Task directions: Repeat the listing in full, preserving every character.

Recorded data:
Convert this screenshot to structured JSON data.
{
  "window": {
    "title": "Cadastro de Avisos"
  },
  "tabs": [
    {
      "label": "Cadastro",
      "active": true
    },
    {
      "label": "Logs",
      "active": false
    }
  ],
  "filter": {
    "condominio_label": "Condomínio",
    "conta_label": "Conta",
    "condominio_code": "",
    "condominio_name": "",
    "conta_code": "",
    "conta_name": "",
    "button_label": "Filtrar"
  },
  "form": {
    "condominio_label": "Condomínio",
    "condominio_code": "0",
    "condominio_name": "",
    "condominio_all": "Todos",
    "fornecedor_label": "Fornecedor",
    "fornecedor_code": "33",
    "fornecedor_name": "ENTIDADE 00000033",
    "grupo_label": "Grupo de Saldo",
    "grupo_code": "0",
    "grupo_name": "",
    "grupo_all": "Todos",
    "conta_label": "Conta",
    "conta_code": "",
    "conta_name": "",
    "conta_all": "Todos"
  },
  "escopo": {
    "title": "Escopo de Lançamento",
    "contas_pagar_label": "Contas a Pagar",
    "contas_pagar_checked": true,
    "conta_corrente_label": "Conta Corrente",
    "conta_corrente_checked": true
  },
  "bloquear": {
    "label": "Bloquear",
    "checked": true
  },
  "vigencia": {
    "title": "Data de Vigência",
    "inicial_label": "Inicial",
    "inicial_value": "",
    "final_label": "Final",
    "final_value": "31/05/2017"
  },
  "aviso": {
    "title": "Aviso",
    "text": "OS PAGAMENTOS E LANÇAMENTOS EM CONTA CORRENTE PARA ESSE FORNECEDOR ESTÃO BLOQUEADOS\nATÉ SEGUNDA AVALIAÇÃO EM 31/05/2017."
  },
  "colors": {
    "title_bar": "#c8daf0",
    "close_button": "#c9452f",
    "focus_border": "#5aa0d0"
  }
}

Expected answer:
Convert this screenshot to structured JSON data.
{
  "window": {
    "title": "Cadastro de Avisos"
  },
  "tabs": [
    {
      "label": "Cadastro",
      "active": true
    },
    {
      "label": "Logs",
      "active": false
    }
  ],
  "filter": {
    "condominio_label": "Condomínio",
    "conta_label": "Conta",
    "condominio_code": "",
    "condominio_name": "",
    "conta_code": "",
    "conta_name": "",
    "button_label": "Filtrar"
  },
  "form": {
    "condominio_label": "Condomínio",
    "condominio_code": "0",
    "condominio_name": "",
    "condominio_all": "Todos",
    "fornecedor_label": "Fornecedor",
    "fornecedor_code": "33",
    "fornecedor_name": "ENTIDADE 00000033",
    "grupo_label": "Grupo de Saldo",
    "grupo_code": "0",
    "grupo_name": "",
    "grupo_all": "Todos",
    "conta_label": "Conta",
    "conta_code": "",
    "conta_name": "",
    "conta_all": "Todos"
  },
  "escopo": {
    "title": "Escopo de Lançamento",
    "contas_pagar_label": "Contas a Pagar",
    "contas_pagar_checked": true,
    "conta_corrente_label": "Conta Corrente",
    "conta_corrente_checked": true
  },
  "bloquear": {
    "label": "Bloquear",
    "checked": true
  },
  "vigencia": {
    "title": "Data de Vigência",
    "inicial_label": "Inicial",
    "inicial_value": "",
    "final_label": "Final",
    "final_value": "31/05/2017"
  },
  "aviso": {
    "title": "Aviso",
    "text": "OS PAGAMENTOS E LANÇAMENTOS EM CONTA CORRENTE PARA ESSE FORNECEDOR ESTÃO BLOQUEADOS\nATÉ SEGUNDA AVALIAÇÃO EM 31/05/2017."
  },
  "colors": {
    "title_bar": "#c8daf0",
    "close_button": "#c9452f",
    "focus_border": "#5aa0d0"
  }
}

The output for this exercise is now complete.